Digits 12 through 17 indicate the serial number. This number often indicates the sequence in which a vehicle came off the assembly line. Since there is no fixed standard for this number, a manufacturer can use this number differently.
Where Do You Find the VIN?
Where Can I find the VIN on my Car?
The two most common places to find the VIN are the dashboard at the base of the windshield and the driver’s door-jamb sticker. Other places include on the engine, stamped on the frame inside the hood and sometimes in the trunk on a sticker near where the spare tire is stored.
Where Can I find the VIN in my Vehicle’s Paperwork?
The VIN can be found on vehicle title documents and state registration forms. It’s also typically on a sticker in the owner’s manual, on insurance policies, or service records. New cars have the VIN on the window stickers.
What Other Types of Vehicles Have a VIN?
Do Motorcycles Have VINs?
Yes, and you can usually find them on the vehicle frame. NHTSA requires all motorcycles and all-terrain vehicles (ATVs), or “four-wheelers” and “three-wheelers,” to display their 17-digit unique vehicle identification number on the frame. Check your owner’s manual for the exact location.
Do Bicycles Have a VIN?
No. Bikes are not motorized and don’t have to be registered with state department of motor vehicles. They should have a manufacturer’s serial number which can be used to register a bike with a local municipality or on the national bike registry.
World Manufacturer Identifier (WMI):
The first three VIN digits of the VIN are the World Manufacturer Identifier or 3-digit WMI code. It identifies the manufacturer’s country of origin. The first character of the WMI is the region in which the manufacturer is located or the final point of assembly. Usually this is the country where the car was made, but in some European countries, it may be the country where the automaker is headquartered.
Country of Origin
The first VIN digit typically indicates the vehicle’s assembly country.
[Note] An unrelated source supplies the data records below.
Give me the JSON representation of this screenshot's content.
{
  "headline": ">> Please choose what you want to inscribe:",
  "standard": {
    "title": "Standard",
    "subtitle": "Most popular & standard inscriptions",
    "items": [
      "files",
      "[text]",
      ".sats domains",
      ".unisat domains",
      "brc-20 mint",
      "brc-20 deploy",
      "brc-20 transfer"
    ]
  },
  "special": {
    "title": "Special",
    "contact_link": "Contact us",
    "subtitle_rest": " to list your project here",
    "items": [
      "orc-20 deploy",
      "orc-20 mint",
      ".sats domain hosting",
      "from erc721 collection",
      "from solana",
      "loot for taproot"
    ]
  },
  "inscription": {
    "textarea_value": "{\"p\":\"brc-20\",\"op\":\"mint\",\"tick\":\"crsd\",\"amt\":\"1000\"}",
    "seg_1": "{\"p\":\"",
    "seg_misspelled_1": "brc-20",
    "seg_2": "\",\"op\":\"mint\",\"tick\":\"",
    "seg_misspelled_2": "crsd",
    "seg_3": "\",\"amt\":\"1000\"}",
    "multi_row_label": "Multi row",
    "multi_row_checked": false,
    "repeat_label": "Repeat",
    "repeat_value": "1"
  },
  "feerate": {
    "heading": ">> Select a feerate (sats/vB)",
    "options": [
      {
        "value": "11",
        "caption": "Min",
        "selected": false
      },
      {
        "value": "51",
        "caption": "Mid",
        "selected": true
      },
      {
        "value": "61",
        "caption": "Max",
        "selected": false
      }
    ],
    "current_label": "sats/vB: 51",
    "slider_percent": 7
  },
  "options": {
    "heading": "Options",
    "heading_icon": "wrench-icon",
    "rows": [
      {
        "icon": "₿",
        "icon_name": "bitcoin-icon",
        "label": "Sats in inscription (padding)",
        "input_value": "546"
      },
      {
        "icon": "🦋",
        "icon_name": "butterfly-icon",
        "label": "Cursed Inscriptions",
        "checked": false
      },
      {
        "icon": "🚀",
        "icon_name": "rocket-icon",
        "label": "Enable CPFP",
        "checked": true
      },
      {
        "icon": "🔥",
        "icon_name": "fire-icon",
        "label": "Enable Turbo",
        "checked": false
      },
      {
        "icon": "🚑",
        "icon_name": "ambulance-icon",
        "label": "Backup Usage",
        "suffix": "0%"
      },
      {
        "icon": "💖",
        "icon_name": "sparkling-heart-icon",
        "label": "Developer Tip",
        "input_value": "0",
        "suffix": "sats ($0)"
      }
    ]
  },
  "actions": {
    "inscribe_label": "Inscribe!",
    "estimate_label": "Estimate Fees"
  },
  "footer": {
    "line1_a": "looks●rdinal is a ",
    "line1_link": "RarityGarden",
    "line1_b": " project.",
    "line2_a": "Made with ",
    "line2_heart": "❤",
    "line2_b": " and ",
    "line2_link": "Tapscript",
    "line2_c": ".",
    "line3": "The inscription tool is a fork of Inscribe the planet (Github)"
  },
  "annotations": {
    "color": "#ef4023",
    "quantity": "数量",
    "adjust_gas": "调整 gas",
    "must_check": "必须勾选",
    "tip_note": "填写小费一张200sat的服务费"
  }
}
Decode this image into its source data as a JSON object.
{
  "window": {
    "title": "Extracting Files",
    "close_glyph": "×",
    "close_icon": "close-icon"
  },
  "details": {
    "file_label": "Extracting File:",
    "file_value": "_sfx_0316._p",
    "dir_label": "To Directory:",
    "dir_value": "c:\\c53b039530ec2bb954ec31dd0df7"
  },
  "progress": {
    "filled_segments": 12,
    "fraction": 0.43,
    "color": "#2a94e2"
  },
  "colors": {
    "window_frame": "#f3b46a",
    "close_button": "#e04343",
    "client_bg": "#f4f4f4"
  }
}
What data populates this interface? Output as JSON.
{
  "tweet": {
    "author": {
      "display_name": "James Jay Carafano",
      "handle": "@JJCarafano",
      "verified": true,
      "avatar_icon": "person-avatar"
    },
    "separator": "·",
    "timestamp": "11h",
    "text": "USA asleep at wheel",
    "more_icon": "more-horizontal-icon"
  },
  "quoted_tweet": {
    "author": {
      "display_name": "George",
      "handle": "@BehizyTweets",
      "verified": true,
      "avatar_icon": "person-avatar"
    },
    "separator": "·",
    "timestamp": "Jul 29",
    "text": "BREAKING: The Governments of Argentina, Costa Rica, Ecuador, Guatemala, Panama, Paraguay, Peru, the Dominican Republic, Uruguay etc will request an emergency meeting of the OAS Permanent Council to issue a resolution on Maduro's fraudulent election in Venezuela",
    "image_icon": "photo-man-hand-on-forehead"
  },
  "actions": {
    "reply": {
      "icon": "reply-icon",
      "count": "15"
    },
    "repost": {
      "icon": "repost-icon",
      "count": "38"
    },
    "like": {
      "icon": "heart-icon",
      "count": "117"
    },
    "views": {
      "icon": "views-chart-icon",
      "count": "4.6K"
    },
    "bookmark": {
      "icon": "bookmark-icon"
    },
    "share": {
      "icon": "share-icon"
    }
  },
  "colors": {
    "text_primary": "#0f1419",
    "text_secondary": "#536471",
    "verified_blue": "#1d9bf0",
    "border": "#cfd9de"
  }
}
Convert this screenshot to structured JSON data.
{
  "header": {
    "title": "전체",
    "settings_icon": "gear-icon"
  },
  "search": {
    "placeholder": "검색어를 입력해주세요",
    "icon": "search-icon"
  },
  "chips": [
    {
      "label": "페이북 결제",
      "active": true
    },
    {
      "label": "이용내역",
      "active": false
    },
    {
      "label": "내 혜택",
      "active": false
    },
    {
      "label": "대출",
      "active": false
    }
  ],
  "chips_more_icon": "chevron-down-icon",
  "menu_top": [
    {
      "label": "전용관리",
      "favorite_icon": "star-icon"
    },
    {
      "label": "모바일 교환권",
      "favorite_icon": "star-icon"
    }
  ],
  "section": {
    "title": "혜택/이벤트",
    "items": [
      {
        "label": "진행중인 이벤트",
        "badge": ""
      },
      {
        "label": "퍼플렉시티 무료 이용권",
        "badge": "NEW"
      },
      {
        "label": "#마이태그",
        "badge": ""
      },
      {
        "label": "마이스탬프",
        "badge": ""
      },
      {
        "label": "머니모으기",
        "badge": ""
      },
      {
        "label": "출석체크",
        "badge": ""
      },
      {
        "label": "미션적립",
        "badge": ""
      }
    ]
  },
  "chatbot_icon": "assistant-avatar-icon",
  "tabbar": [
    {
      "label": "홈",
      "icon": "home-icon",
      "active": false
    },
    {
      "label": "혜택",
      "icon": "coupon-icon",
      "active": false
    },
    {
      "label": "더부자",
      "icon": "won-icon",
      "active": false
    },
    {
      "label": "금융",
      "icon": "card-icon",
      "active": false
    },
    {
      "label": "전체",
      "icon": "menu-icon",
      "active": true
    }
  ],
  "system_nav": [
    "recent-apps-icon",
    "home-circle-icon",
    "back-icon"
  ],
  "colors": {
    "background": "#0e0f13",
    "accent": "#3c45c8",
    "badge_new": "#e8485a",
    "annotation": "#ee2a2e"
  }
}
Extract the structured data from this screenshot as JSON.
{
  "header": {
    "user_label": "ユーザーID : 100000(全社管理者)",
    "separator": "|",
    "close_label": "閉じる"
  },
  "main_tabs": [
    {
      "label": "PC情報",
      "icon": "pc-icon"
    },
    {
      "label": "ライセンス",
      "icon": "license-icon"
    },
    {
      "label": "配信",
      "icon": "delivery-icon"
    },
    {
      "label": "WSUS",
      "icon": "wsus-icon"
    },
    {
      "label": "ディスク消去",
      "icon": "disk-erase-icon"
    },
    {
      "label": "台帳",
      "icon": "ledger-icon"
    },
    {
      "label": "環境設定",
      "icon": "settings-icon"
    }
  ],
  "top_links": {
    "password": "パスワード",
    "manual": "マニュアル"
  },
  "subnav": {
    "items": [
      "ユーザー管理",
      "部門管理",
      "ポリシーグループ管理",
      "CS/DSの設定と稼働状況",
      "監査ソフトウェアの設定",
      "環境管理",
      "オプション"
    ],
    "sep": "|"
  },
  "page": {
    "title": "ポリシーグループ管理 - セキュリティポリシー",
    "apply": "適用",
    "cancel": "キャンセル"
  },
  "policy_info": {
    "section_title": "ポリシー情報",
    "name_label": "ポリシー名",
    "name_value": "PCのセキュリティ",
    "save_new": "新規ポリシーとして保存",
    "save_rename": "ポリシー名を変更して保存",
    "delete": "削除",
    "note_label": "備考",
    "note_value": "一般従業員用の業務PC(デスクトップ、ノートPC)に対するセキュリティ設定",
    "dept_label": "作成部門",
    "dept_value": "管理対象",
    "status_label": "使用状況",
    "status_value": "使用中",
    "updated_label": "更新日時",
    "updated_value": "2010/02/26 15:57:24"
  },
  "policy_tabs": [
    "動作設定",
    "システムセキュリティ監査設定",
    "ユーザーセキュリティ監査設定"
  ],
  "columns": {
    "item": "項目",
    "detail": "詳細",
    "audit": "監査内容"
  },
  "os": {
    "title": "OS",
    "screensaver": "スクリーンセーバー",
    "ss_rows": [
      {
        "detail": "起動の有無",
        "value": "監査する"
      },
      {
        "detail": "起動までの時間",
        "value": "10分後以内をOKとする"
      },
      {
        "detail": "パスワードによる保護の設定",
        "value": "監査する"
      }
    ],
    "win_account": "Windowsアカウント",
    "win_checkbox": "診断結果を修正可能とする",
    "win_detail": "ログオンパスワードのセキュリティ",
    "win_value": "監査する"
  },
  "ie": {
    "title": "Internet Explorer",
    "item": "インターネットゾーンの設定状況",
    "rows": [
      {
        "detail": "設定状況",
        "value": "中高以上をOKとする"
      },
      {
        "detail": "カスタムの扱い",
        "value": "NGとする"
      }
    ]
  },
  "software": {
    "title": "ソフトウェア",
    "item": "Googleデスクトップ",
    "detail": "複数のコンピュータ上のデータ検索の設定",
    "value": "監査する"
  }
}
Usually this is where the car was made, but in some European countries, it may be where the automaker is headquartered.
The second VIN digit indicates the manufacturer and the region where the vehicle was produced. Here are some common manufacturing countries:
The third VIN digit indicates the vehicle type or manufacturing division.
|A-C||Africa||AA-AH = South Africa|
|J-R||Asia||J = Japan
KL-KR = South Korea
L = China
MA-ME = India
MF-MK = Indonesia
PA-PE = Philippines
PL-PR = Malaysia
RF-RG = Taiwan
|S-Z||Europe||SA-SM = United Kingdom
SN-ST, W = Germany
SU-SZ = Poland
TA-TH = Switzerland
TJ-TP = Czech Republic
VF-VR = France
VS-VW = Spain
ZA-ZR = Italy
|1-5||North America||1, 4, 5 = United States
2 = Canada
3 = Mexico
|6-7||Oceania||6A-6W = Australia
7A-7E = New Zealand
|8-9||South America||8A-8E = Argentina
8F-8J = Chile
8L-8R = Ecuador
8X-82 = Venezuela
9A-9E, 93-99 = Brazil
9F-9J = Colombia